Security Agency and ahead of a large rally organized by a large
coalition of social justice and privacy advocates planned for Saturday,
whistleblower Edward Snowden urged his fellow U.S. citizens to speak
out against NSA surveillance by telling Congress and the Obama
administration: 'Stop Watching Us.'
Sofar I have not heard any
news about this, but indeed I live in Holland. There is more in the
article, that also includes the video I
In a rare public statement,
released through the ACLU, Snowden said:
In the last four
months, we've learned a lot about our government.
We've learned that the
U.S. intelligence community secretly built a system of pervasive
surveillance. Today, no telephone in America makes a call without
leaving a record with the NSA. Today, no internet transaction enters or
leaves America without passing through the NSA's hands. Our
representatives in Congress tell us this is not surveillance. They're
Now it's time for the
government to learn from us. On Saturday, the ACLU, EFF, and the rest
of the StopWatching.Us coalition are going to D.C. Join us in sending
the message: Stop Watching Us.
A large rally
is planned for Washington, DC on Saturday with satellite events
taking place in cities across the country.
Countries Which Want to
Rein In NSA Spying Collectively Have
Bigger Economies than the U.S. and Its Spy Buddies
Finally, as far as reporting
on the crisis is concerned, an article on Washington's Blog, that
This starts as follows,
and the bolding and coloring are in the original:
What the article does is
summing the dollar values of their economies, and it finds that, at
least when Russia and China are added, the total dollar value exceeeds
that of the US.
21 Nations Line Up Behind UN Effort To Stop NSA
Foreign Policy reports
nations have joined the push for the adoption of a United Nations General Resolution protecting
internet privacy against NSA spying.
They include the
following nations: Argentina, Austria, Brazil, Bolivia, Ecuador,
France, Germany, Guyana, Hungary, India, Indonesia, Liechtenstein,
Mexico, Norway, Paraguay, South Africa, Sweden, Switzerland, and
What is the relevance?
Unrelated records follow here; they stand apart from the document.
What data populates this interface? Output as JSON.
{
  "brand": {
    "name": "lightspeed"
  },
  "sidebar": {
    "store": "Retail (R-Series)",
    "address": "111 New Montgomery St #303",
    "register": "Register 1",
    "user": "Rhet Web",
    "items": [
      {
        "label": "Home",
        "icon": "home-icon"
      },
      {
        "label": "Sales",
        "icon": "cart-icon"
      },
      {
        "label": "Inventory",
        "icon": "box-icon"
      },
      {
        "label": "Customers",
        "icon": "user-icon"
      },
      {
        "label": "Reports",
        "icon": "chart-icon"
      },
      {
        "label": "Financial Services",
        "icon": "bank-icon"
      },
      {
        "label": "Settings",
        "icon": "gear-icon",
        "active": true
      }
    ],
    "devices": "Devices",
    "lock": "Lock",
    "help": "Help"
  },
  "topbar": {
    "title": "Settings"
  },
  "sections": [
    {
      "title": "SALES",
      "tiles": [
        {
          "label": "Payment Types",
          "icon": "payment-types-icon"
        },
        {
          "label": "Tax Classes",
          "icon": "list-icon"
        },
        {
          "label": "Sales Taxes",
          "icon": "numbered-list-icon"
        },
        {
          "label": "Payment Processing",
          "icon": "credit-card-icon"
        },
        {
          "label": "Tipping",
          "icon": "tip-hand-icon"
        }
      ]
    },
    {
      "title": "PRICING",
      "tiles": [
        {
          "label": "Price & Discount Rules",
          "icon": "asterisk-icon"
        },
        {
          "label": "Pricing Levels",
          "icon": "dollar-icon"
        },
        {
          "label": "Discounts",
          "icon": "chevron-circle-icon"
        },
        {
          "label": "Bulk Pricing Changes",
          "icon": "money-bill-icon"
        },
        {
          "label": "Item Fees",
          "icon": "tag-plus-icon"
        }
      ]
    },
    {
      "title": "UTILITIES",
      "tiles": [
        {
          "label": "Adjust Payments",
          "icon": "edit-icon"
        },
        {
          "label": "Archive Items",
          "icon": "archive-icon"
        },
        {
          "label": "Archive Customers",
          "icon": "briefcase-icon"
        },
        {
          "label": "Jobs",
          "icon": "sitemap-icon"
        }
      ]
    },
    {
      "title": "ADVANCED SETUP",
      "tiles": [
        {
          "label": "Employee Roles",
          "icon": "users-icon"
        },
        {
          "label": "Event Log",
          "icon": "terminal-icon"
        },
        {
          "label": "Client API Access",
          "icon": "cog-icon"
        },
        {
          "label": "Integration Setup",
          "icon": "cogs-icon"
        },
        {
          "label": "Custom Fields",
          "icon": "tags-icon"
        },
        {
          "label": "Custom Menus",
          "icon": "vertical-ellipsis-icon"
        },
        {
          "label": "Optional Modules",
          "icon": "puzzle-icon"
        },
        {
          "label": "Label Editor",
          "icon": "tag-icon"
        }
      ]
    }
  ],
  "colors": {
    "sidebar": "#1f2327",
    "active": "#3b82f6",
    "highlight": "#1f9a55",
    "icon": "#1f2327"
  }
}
That money talks, usually more effectively and
more powerfully than mere unpaid activists: Someone has to stop
it, and as
really stopping it may take a lot of time and money, this makes some
And in any case, it also is something to have 21 nations - not
including Holland, indeed, but then that as a rule follows the U.S. and
always did, since 1945 - protest against the NSA.
But also I have no firm assurance this will help much.
 Here it is necessary to insist, with
Aristotle, thay the governors do not rule, or at least, should
not rule: The laws rule, and the government, if good, is part
of its executive power. Here I quote Aristotle from my More on stupidity, the rule of law, and Glenn
It is more proper
that law should govern than any of the citizens: upon the same
principle, if it is advantageous to place supreme power in some
particular persons, they should be appointed to be only guardians, and
the servant of laws.
(And I note the whole file I
quote from is quite pertinent.)